WORK INSTRUCTIONS → Scanning the entries below, copy every line that contains the word "Xypperr".

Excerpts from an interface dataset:
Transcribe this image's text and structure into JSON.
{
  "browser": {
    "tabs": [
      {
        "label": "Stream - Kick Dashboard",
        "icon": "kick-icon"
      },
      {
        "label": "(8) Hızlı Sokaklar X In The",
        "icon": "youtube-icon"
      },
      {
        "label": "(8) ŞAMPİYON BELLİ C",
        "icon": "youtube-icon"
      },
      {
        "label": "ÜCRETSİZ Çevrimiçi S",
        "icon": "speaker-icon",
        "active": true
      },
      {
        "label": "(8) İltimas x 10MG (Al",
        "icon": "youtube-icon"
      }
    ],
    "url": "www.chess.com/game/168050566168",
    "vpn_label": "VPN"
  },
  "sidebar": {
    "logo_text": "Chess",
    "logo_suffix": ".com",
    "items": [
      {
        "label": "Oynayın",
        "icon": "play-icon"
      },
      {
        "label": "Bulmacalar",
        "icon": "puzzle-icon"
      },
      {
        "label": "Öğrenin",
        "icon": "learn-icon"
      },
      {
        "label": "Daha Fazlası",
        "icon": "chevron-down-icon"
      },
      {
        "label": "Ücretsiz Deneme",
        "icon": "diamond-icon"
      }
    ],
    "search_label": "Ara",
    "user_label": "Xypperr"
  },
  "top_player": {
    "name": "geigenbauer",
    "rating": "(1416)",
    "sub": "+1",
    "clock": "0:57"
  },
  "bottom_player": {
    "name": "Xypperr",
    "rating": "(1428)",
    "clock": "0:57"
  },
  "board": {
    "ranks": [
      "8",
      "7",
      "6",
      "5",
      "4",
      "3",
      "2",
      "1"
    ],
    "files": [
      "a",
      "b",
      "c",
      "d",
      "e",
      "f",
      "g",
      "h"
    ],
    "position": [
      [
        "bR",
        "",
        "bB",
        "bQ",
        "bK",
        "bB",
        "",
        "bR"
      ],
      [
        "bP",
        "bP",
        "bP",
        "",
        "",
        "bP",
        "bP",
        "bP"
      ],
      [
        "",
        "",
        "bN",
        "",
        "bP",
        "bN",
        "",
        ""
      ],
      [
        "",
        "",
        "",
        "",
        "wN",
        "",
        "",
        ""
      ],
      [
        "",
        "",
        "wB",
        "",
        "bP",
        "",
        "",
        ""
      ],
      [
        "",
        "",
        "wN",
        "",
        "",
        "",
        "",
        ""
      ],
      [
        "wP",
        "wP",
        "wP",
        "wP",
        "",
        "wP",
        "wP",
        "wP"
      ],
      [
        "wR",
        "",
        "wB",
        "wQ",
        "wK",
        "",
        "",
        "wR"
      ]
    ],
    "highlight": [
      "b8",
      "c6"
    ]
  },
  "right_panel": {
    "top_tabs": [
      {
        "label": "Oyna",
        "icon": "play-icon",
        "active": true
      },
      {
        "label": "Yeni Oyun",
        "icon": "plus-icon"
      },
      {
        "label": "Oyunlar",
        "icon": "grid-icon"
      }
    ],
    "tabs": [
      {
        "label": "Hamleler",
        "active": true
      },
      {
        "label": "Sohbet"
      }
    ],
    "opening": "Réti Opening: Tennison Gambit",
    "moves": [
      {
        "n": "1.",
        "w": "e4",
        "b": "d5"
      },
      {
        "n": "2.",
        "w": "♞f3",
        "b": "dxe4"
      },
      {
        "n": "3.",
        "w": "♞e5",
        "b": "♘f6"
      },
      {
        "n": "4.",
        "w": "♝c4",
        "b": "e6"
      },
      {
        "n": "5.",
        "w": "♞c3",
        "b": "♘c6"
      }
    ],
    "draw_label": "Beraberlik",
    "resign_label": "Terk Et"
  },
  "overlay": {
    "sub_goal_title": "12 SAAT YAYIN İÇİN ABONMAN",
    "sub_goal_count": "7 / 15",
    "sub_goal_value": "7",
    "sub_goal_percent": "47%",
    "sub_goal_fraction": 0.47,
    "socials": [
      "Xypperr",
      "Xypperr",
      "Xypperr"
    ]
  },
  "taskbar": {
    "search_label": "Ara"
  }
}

RESULT OF THE TASK →
    "user_label": "Xypperr"
    "name": "Xypperr",
      "Xypperr",
      "Xypperr",
      "Xypperr"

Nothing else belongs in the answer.